The rights subject to unconditional compliance primarily include: the right to be present at the proceedings, the right to counsel, the right to be heard, the right to appeal the verdict in absentia.

Thus, in Judgment approved in “Da Luz Domingues Ferreira v. Belgium” the ECtHR noted that if the trial takes place in the absence of the defendant, it is not in itself a violation of Article 6 of the Convention. Thereto, in “Medenica v. Switzerland”, the European Court noted that the existence of criminal proceedings in absentia is beyond exception provided that the guarantees ensuring human rights enshrined by the Convention are observed.

Obviously, in most cases criminal proceedings in absentia are conducted contrary to the defendant’s consent. It can be carried also when he refuses to appear in court regardless of its location, and when he is in a foreign country. Criminal proceedings in absentia against the person, whose refusal to participate in the court hearing has not been proved are in principle possible, but only when the person is subsequently granted the right to judicial re-examination.

Thus, in “Einhorn v. France” (Judgment of October 16, 2004, application No. 71555/01) the European Court also pointed out that the criminal proceedings in absentia, in principle, does not contradict the provisions of the Convention, however, provided that a person convicted in absentia, is subsequently granted the right to judicial re-examination of accusations brought against him as part of which both the questions of fact and the questions of law should be examined.

Accordingly, the Pecherskyi District Court before approving the ruling of July 27 on consideration of the criminal case in the absence of Yanukovych had to find out whether he refused the presence in the courtroom. Based on the findings of the European Court, the Pecherskyi District Court had to define whether the former president knew that a criminal case was considered against him, which would inevitably involve the study of the EctHR of measures to notify him of the last hearing.

Of key importance in this case is notification of the person of initiation of criminal proceeding against him, which should be conducted in accordance with the procedural and material rules guaranteeing the effective exercise of his rights, though vague and unofficial information is insufficient (case of “Seydovich v. Italy”). The notification must be made officially, and allegation of notification from the letters of relatives (case of“T. v. Italy”), or by the media professionals (case of “Somogyi v. Italy”) are groundless.

Nevertheless, the European Court considers that in some cases, despite the lack of formal notification of the person concerned, it can be argued that the defendant deliberately evades the presence in court. Following the conclusions of the ECtHR in the case of “Seydovich v. Italy”, the situation may be the case, in particular when the defendant publicly or in a written form declares that he does not intend to respond to a summons to appear in court, which did not come from authorities, but from other sources, or when the defendant managed to avoid arrest.

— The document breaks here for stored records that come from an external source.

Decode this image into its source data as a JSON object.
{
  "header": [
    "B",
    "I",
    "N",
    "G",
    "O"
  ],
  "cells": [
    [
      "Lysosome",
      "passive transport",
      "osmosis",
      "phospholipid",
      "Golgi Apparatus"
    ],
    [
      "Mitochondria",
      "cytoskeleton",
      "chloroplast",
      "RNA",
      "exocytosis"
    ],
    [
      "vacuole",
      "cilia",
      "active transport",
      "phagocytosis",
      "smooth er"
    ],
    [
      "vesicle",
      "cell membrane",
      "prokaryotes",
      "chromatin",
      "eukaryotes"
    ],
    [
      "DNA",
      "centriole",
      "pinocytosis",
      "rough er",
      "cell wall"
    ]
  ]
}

At the same time, public authorities have the right to take measures to prevent the unjustified refusals of the defendants of the right to be present in the hearing (case of “Van Geyseghem v. Belgium”). It seems significant in the case law of the European Court to find a compromise between the sanctions imposed by the legislator with regard to the defendant, who has not appeared in the court, and his procedural rights guaranteeing a fair trial.

In such cases the European Court separately examines both the measures taken by the authorities to prevent refusal of presence at the case hearing and in general the possibility of the authorities to take any measures.

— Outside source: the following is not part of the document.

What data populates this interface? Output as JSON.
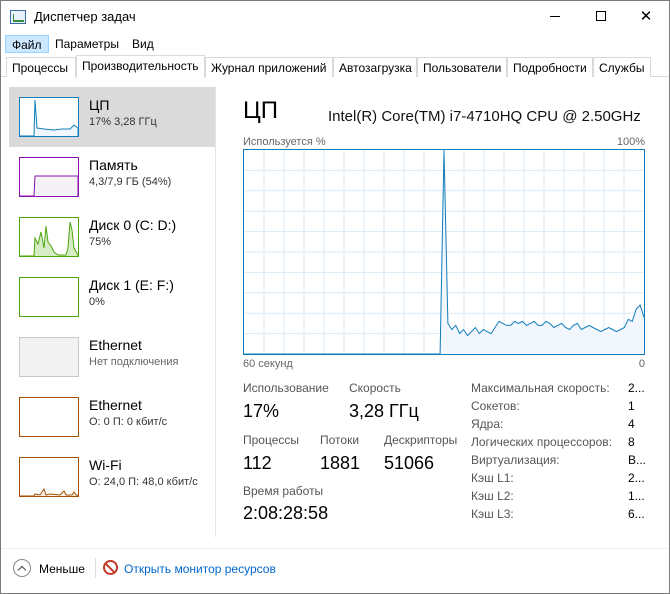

In addition, the defendant, who did not appear in the courtroom, under no circumstances may be deprived of the right to defense by the attorney of his own choosing.

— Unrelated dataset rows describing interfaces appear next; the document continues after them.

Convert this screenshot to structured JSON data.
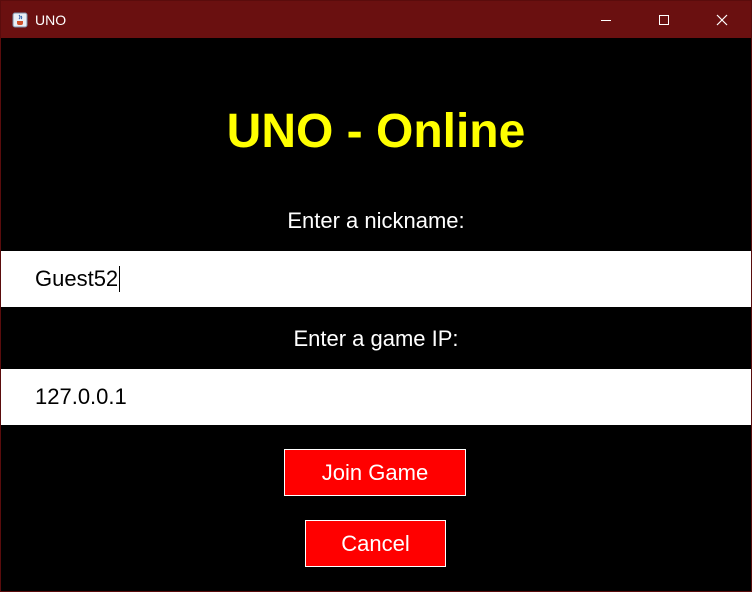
{
  "window": {
    "title": "UNO",
    "icon": "java-cup-icon",
    "controls": [
      "minimize-icon",
      "maximize-icon",
      "close-icon"
    ]
  },
  "main": {
    "heading": "UNO - Online",
    "nickname_label": "Enter a nickname:",
    "nickname_value": "Guest52",
    "ip_label": "Enter a game IP:",
    "ip_value": "127.0.0.1",
    "join_button": "Join Game",
    "cancel_button": "Cancel"
  },
  "colors": {
    "titlebar": "#6a1010",
    "background": "#000000",
    "heading": "#ffff00",
    "button": "#ff0000",
    "text": "#ffffff"
  }
}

In any case, whatever measures the authorities take to ensure the proper appearance of the defendant, they have no right to use disproportionate means to achieve this goal. On the contrary, if all the above requirements were met by the representatives of the state, the European Court would have no grounds for stating violation of the criminal aspect of Article 6 of the Convention in the case of “Yanukovych v. Ukraine”.